That said, you should know that most of the freelancers who approach us to write a story or a review never actually do so, which makes dealing with freelancers an unpredictable experience for us. If you’re serious about writing for City Paper, produce a piece that is appropriate for our editorial mix.

What is City Paper looking for?

The best way to answer that question is to visit our website. You’ll find that we gravitate toward stories about the city and its people, and we prefer to write narratives with a conflict of some sort at the center. We publish a variety of journalistic genres, including profiles, investigative pieces, polemical essays, stories about local institutions, and an occasional first person narrative. We’re not currently interested in op-ed material, poetry, stories about news conferences or demonstrations, or service journalism about 12 great places to get espresso after midnight.

We put such a high premium on good writing that we sometimes abandon the above rules to publish a piece on the inner workings of a press conference, the dynamics of a demonstration, or a particularly insightful profile of a popular author or film director. We have yet to find a writer, though, who could make the 12-great-places-to-get-espresso-after-midnight idea come alive.

Our cover stories run between 2,500 and 5,000 words in length. If you have a real whopper on your hands, we might give you up to 7,000 words.

There are a number of departments for shorter stories by freelancers: our news section, District Line, which concerns D.C.; our arts section, which leads off with a feature or essay each week; our sports section; and our food section, which occasionally includes freelance features. Shorter stories run between 900 words and 2,000 words.

In our food section we occasionally publish 1,200- to 1,600-word feature stories by freelancers, but more regularly seek short stories for the web. Consider submitting a well-reported first-hand experience, a profile on a unique food organization or businesses, or a creative, visually-driven story. Avoid stories ripped from press releases. We don’t take restaurant reviews or previews, and definitely nothing that has to do with a national food day.

We also publish reviews of theater, the visual arts, music, books, and dance. Reviews range between 500 words and 2,000 words in length. Don’t be discouraged if you see the same bylines in the arts pages week after week. Though we are not seeking any more film reviewers at this time, we are open to new writers in every other arts section.

The best place for freelance arts writers to start at City Paper: in our City Lights section, which comprises 150- to 250-word critics’ picks.

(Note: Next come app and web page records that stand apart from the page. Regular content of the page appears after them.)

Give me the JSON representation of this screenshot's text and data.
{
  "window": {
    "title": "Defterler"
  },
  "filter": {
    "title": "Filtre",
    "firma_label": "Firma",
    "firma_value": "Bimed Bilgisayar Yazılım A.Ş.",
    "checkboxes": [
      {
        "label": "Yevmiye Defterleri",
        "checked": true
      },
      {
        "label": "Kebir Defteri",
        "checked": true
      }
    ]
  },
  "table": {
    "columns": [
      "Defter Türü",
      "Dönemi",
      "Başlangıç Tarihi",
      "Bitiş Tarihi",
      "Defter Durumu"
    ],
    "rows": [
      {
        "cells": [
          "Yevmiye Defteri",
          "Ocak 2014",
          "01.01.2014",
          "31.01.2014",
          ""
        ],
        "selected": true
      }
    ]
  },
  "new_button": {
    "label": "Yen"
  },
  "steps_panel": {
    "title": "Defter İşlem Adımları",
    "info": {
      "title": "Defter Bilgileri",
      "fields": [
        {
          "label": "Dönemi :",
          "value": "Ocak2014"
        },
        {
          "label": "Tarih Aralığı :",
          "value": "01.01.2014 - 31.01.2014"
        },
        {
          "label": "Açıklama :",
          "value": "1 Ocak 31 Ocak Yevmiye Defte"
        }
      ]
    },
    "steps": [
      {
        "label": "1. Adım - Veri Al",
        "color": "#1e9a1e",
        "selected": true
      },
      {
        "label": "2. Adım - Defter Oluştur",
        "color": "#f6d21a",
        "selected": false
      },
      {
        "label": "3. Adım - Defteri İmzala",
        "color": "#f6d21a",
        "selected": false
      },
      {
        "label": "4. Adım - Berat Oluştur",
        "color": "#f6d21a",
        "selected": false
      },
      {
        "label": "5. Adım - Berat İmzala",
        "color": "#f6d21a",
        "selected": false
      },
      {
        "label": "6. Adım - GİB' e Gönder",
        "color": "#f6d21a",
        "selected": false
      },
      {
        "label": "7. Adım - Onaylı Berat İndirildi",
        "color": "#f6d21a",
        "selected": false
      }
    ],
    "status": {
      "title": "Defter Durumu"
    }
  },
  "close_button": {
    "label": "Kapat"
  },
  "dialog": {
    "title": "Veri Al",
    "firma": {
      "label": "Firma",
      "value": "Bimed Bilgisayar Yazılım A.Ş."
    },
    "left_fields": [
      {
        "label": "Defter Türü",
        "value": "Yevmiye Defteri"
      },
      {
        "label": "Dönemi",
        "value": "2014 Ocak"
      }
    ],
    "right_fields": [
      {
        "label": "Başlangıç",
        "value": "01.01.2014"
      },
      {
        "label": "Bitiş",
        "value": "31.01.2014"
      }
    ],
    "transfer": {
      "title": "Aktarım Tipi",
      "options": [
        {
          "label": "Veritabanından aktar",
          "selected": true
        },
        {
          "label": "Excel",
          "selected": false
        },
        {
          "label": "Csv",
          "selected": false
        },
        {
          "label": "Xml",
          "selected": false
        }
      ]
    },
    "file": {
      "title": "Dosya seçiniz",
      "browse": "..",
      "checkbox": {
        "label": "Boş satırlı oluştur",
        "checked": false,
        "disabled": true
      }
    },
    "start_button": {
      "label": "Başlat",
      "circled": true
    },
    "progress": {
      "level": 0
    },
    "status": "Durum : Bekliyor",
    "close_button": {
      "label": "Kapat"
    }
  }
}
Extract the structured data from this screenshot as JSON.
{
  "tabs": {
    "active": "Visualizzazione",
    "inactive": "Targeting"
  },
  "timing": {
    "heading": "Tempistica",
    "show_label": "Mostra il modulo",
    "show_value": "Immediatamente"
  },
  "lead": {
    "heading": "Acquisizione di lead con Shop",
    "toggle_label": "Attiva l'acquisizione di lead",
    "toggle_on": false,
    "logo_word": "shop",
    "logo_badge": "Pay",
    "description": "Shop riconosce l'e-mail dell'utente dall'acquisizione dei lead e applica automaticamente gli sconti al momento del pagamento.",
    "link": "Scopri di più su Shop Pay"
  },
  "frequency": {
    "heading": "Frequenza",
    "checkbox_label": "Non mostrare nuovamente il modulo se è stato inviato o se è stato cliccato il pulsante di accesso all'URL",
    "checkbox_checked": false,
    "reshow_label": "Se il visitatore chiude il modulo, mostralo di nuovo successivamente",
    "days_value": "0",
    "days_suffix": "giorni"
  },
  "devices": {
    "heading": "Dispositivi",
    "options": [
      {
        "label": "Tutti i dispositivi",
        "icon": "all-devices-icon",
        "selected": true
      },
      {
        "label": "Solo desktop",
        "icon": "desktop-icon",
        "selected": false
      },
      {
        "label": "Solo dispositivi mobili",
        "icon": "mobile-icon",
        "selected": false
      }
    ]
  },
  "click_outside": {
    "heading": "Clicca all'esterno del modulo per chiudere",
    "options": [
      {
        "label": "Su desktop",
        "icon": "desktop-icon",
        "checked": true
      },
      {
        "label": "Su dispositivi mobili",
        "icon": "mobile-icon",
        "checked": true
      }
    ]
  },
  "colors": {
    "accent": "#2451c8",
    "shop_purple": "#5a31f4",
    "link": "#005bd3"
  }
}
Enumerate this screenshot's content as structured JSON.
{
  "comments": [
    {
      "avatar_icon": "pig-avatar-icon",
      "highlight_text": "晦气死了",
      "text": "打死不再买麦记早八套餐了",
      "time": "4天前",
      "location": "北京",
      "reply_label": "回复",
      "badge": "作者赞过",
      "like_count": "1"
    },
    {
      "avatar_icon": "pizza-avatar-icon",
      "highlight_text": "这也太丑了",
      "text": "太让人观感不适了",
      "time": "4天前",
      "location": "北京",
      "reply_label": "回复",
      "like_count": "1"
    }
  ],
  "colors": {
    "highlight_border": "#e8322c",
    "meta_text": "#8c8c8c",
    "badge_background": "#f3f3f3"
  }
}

Should I send a query letter?

Well-developed query letters are welcome via email, and if you’ve been published elsewhere, it can’t hurt to submit clips of your work along with your letter. But please understand: We’re looking for stories, not topics. That means if you can’t sketch out a brief narrative arc for your idea, you may need to flesh it out some more before it’s ready to pitch. Of course, if you have a draft of your story ready, that’s preferable.

What manuscript form do you prefer?

Send us your story by pasting it into the body of an email or attaching it as a rich-text or Microsoft Word document. Please send it to editor@washingtoncitypaper.com

How long does it take you to consider a story pitch?

We’ll try our very best to get back to you within a week. If you don’t hear from us, try emailing again.

What about illustrations and photographs?

Interested artists should send samples to the editors, editor@washingtoncitypaper.com. At this time we are not hiring new photographers.

Anything else I need to know?

We discourage simultaneous submissions and want to know if you’ve written a previous version of the story for another publication. Please do not pitch stories with which you have a conflict of interest. That means you may not write about institutions or people in which you have some financial stake. Also, we must carefully review pitches that concern your close friends or family. In such cases, disclosure can mitigate any possible conflicts to our satisfaction, but we must know such things in advance.

Feel free to email an editor if you have specific questions.


News, Features, Food, Sports – Caroline Jones


Arts, City Lights – Sarah Marloff


Thanks for your interest in Washington City Paper.